One of two things is about to happen. President Uhuru Kenyatta will be sworn into office for a second and final five-year term, or Kenyans will go into a third round of presidential electioneering.
Whichever scenario carries the day, the most visible aspect of the lead-up to the August 8 poll and up to now is the return of civil society.
Love it or hate it, the resurgence of civil society organisations (CSOs) — the Uhuru administration unflatteringly calls it ‘the evil society’ — has revived memories of the vibrant people’s movement that effectively ended the Moi dictatorship.
The 1990s generation will surely recall Mr Elkanah Odembo, when as chairperson of the National Council of Non-Governmental Organisations, he led a civil society movement that focused on good governance.
Burton Odera and Jam Karanja, Donata Obara, Dominic Walubengo, Achoka Awori, Adelina Mwau, Oduor Ong’wen, Irungu Houghton, Davinder Lamba, Abdulrahman Wandati…
These are but a handful of civil society luminaries who will be remembered when the history of CSOs in Kenya is finally written.
Some of them, like Prof Wangari Maathai, Willy Mutunga and Salil Shetty rose to become the first African woman Nobel Peace laureate, the first president of the Supreme Court of Kenya, and secretary-general of Amnesty International, respectively.
What marks out the above-mentioned personalities is that although they ran NGOs that had specific agenda, with the environment and human rights standing out, they stood up for Kenya when it needed them most.
The outcome was a relentless campaign that ended the Kanu regime.
Cyprian Nyamwamu was part of that great movement, and I recently sought his views on what became of the vibrant SCOs of the 1990s.
The context was the persecution of CSOs by Mr Fazul Mahamed, the executive director, NGOs Coordination Board.
In the post-August 8 election, Mr Mahamed hounded Ms Gladwell Otieno and Mr George Kegoro, bosses of the African Centre for Open Governance (Africog) and Kenya Human Rights Commission (KHRC), respectively, on tax-evasion claims.
The two read mischief, accusing Mr Mahamed of targeting them for challenging the legitimacy of President Kenyatta’s win in the August 8 poll.
Their claims are understandable. CSOs — and they include trade unions of the pre-independence era — have been in the forefront of Kenya’s political liberation.
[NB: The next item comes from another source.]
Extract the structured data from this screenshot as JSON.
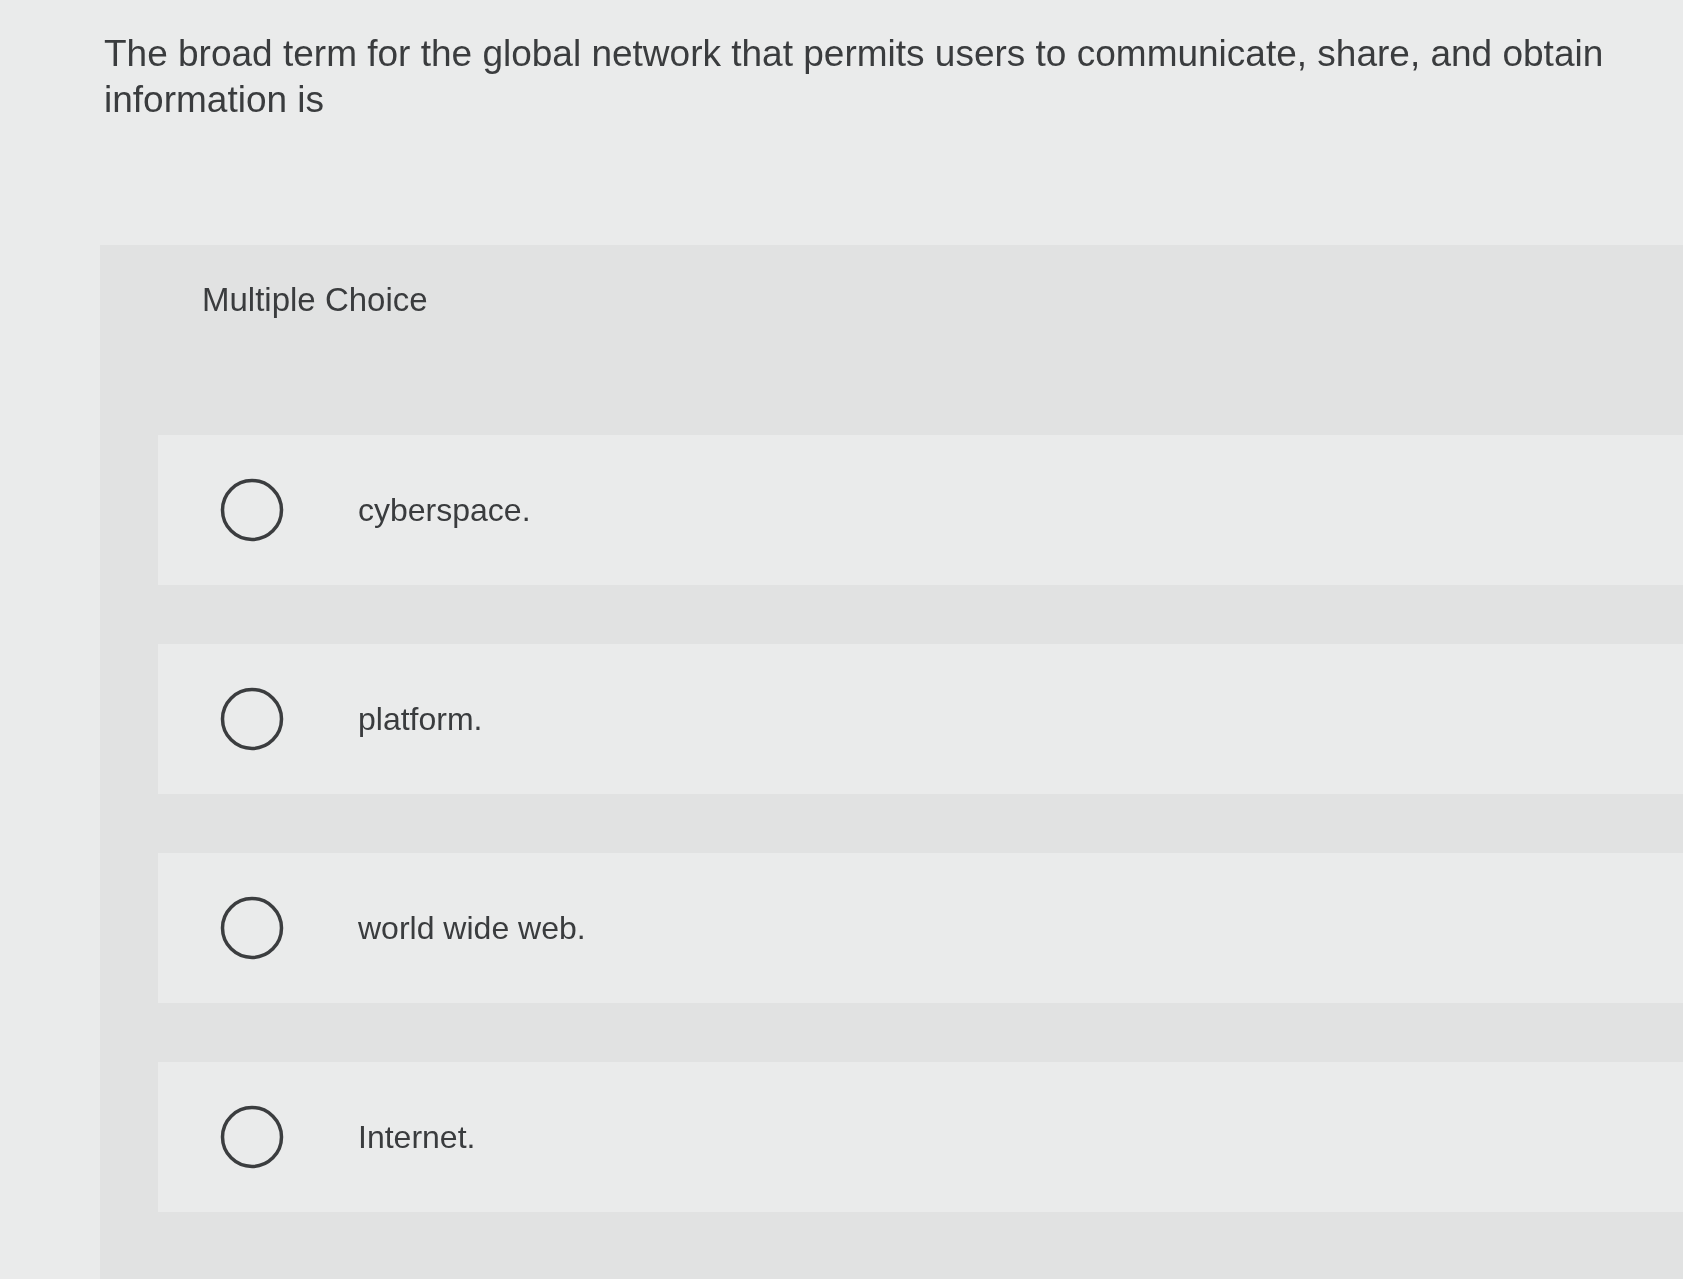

Mr Nyamwamu cites the different approaches that CSOs have used from the 1990s to date.
The Elkanah Odembo troops employed confrontational approaches to force Kanu to accept to talk.
In the Kibaki administration, Nyamwamu accuses CSOs of going to bed with the government, albeit with good results, including seeking accountability for the post-election violence.
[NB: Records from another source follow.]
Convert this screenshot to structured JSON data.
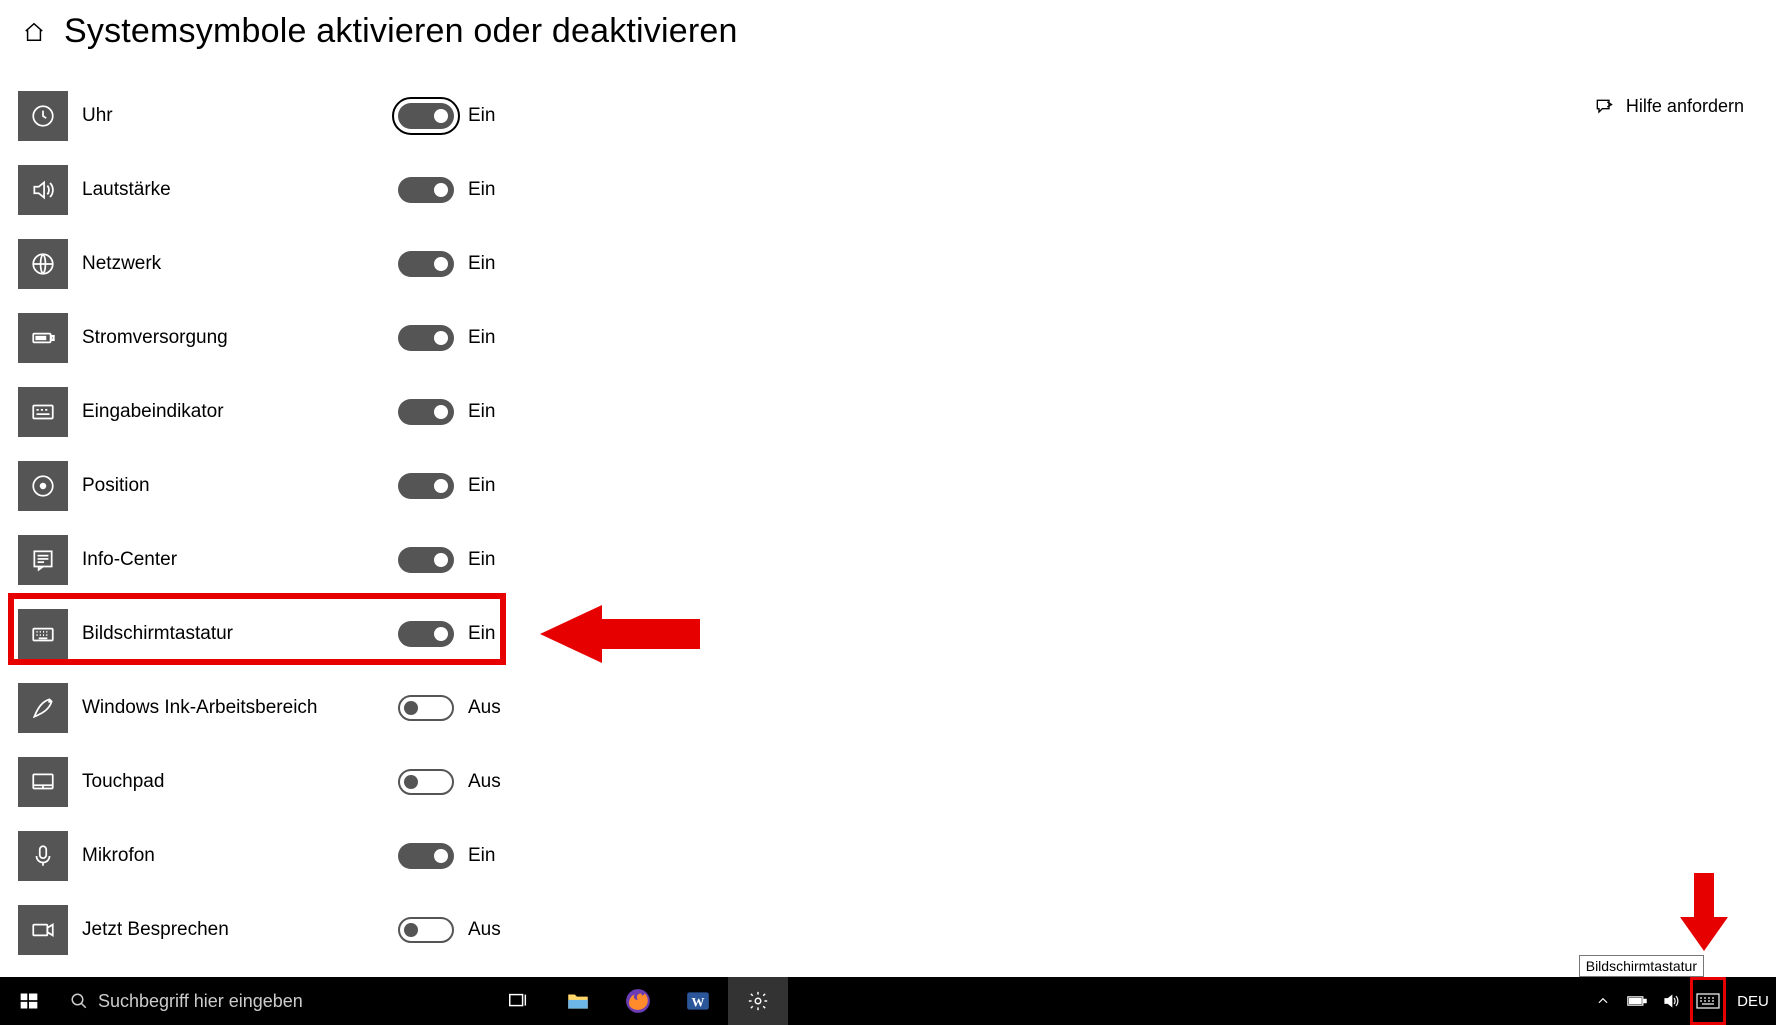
{
  "page": {
    "title": "Systemsymbole aktivieren oder deaktivieren"
  },
  "help": {
    "label": "Hilfe anfordern"
  },
  "toggle_state": {
    "on": "Ein",
    "off": "Aus"
  },
  "items": [
    {
      "icon": "clock-icon",
      "label": "Uhr",
      "state": "on",
      "focused": true
    },
    {
      "icon": "volume-icon",
      "label": "Lautstärke",
      "state": "on",
      "focused": false
    },
    {
      "icon": "network-icon",
      "label": "Netzwerk",
      "state": "on",
      "focused": false
    },
    {
      "icon": "power-icon",
      "label": "Stromversorgung",
      "state": "on",
      "focused": false
    },
    {
      "icon": "ime-icon",
      "label": "Eingabeindikator",
      "state": "on",
      "focused": false
    },
    {
      "icon": "location-icon",
      "label": "Position",
      "state": "on",
      "focused": false
    },
    {
      "icon": "info-icon",
      "label": "Info-Center",
      "state": "on",
      "focused": false
    },
    {
      "icon": "keyboard-icon",
      "label": "Bildschirmtastatur",
      "state": "on",
      "focused": false
    },
    {
      "icon": "ink-icon",
      "label": "Windows Ink-Arbeitsbereich",
      "state": "off",
      "focused": false
    },
    {
      "icon": "touchpad-icon",
      "label": "Touchpad",
      "state": "off",
      "focused": false
    },
    {
      "icon": "mic-icon",
      "label": "Mikrofon",
      "state": "on",
      "focused": false
    },
    {
      "icon": "meet-icon",
      "label": "Jetzt Besprechen",
      "state": "off",
      "focused": false
    }
  ],
  "taskbar": {
    "search_placeholder": "Suchbegriff hier eingeben",
    "lang": "DEU"
  },
  "tooltip": {
    "tray_keyboard": "Bildschirmtastatur"
  },
  "annotation": {
    "highlight_row_index": 7
  }
}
Things took a turn for the worse for CSOs under Jubilee, which saw the ‘evil society’ hand in the ICC cases that tried, but later freed Mr Uhuru Kenyatta and Mr William Ruto for bearing the greatest responsibility for post-poll violence.
The ICC cited lack of cooperation by the government.
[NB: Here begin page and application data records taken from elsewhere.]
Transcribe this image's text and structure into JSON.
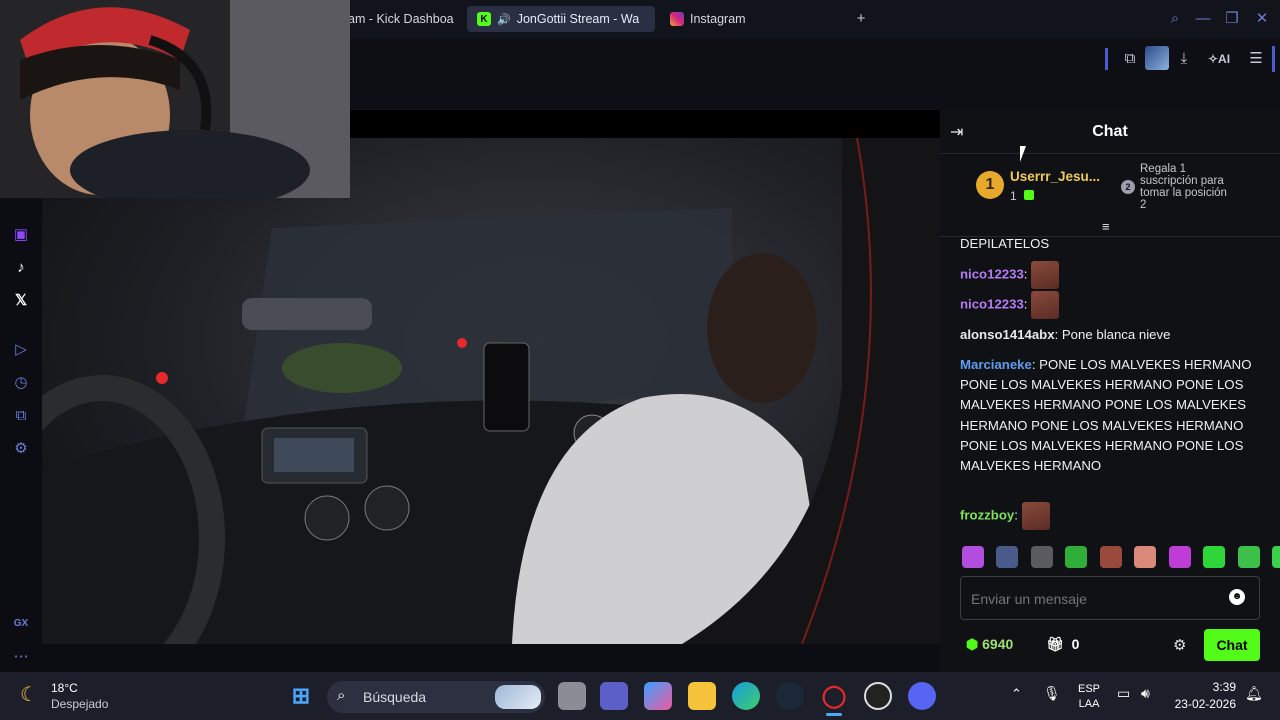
{
  "browser": {
    "tabs": [
      {
        "label": "am - Kick Dashboa",
        "active": false
      },
      {
        "label": "JonGottii Stream - Wa",
        "active": true
      },
      {
        "label": "Instagram",
        "active": false
      }
    ],
    "new_tab": "+",
    "toolbar_ai": "AI"
  },
  "chat": {
    "title": "Chat",
    "top_gifter": {
      "rank": "1",
      "name": "Userrr_Jesu...",
      "count": "1"
    },
    "gift_prompt": {
      "rank": "2",
      "text_line1": "Regala 1",
      "text_line2": "suscripción para",
      "text_line3": "tomar la posición",
      "text_line4": "2"
    },
    "messages": [
      {
        "text": "DEPILATELOS"
      },
      {
        "user": "nico12233",
        "color": "#b57cf3",
        "text": ""
      },
      {
        "user": "nico12233",
        "color": "#b57cf3",
        "text": ""
      },
      {
        "user": "alonso1414abx",
        "color": "#e8e8ea",
        "text": "Pone blanca nieve"
      },
      {
        "user": "Marcianeke",
        "color": "#5f9cf0",
        "text": "PONE LOS MALVEKES HERMANO PONE LOS MALVEKES HERMANO PONE LOS MALVEKES HERMANO PONE LOS MALVEKES HERMANO PONE LOS MALVEKES HERMANO PONE LOS MALVEKES HERMANO PONE LOS MALVEKES HERMANO"
      },
      {
        "user": "frozzboy",
        "color": "#7fe05a",
        "text": ""
      }
    ],
    "input_placeholder": "Enviar un mensaje",
    "points": "6940",
    "gifts": "0",
    "send_label": "Chat",
    "accent": "#53fc18"
  },
  "taskbar": {
    "weather_temp": "18°C",
    "weather_desc": "Despejado",
    "search_label": "Búsqueda",
    "lang_line1": "ESP",
    "lang_line2": "LAA",
    "time": "3:39",
    "date": "23-02-2026"
  },
  "sidebar_gx": "GX"
}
Although the Jubilee policy on CSOs has been containment and silencing, which explains why the Public Benefits Organisations (PBOs) Act has not been implemented since 2013, recent CSO activism indicates that they may be down, but not out.
Civil society has stood up to challenge the legitimacy of the October 26 repeat presidential poll, in which the voter turnout in 113 constituencies was less than 20 per cent.
We could be witnessing the return of the civil society.
The International Commission of Jurists (ICJ) Kenya Chapter’s Njonjo Mue has been vocal against police brutality, traditionally a pointer at dictatorship.
The church — and it is part of the civil society — is also joining voices of concern that all is not well with Kenya.
As great ecumenist and first woman moderator of the World Council of Churches, Kenya’s Dr Agnes Abuom, told me at a different forum before the August 8 poll that Kenya might be headed for a second liberation.
Given the stand-off between Jubilee and Nasa, will CSOs, once again, save Kenya from descending into the abyss?
Donors have previously held CSOs hostage.
The greatest problem is their infatuation with self-serving public-private-partnerships.
Perhaps it’s time CSOs charted a people-driven movement independent of donor funding that keeps shifting goalposts.
Ms Kweyu is a freelance journalist and consulting editor. [email protected]